Stored records

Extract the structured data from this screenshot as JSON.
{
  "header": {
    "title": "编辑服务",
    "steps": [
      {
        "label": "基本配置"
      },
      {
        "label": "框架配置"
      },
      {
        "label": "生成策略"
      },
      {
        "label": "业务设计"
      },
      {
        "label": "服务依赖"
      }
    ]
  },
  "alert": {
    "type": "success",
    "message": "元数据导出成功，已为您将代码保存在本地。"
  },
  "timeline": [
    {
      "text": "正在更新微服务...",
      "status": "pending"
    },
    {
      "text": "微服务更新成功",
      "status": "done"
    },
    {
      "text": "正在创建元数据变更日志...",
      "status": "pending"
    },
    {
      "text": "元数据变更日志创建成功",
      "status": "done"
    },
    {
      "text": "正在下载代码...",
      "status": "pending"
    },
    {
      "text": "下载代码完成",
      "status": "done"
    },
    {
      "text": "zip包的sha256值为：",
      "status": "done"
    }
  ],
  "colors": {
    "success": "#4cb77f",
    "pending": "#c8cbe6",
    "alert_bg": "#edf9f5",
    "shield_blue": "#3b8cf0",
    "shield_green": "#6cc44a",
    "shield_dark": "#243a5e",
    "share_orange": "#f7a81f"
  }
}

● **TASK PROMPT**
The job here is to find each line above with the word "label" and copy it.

● **OUTPUT FOR THIS EXERCISE**
        "label": "基本配置"
        "label": "框架配置"
        "label": "生成策略"
        "label": "业务设计"
        "label": "服务依赖"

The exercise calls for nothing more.